Copy every entry precisely.
Top of DATA SHOWN
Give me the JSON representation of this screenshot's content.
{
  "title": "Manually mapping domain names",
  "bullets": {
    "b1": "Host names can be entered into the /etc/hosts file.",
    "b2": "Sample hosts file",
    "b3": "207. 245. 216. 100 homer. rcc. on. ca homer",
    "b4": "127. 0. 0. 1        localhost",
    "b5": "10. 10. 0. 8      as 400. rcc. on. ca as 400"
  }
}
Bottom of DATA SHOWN
● **EXERCISE OUTPUT**
Give me the JSON representation of this screenshot's content.
{
  "title": "Manually mapping domain names",
  "bullets": {
    "b1": "Host names can be entered into the /etc/hosts file.",
    "b2": "Sample hosts file",
    "b3": "207. 245. 216. 100 homer. rcc. on. ca homer",
    "b4": "127. 0. 0. 1        localhost",
    "b5": "10. 10. 0. 8      as 400. rcc. on. ca as 400"
  }
}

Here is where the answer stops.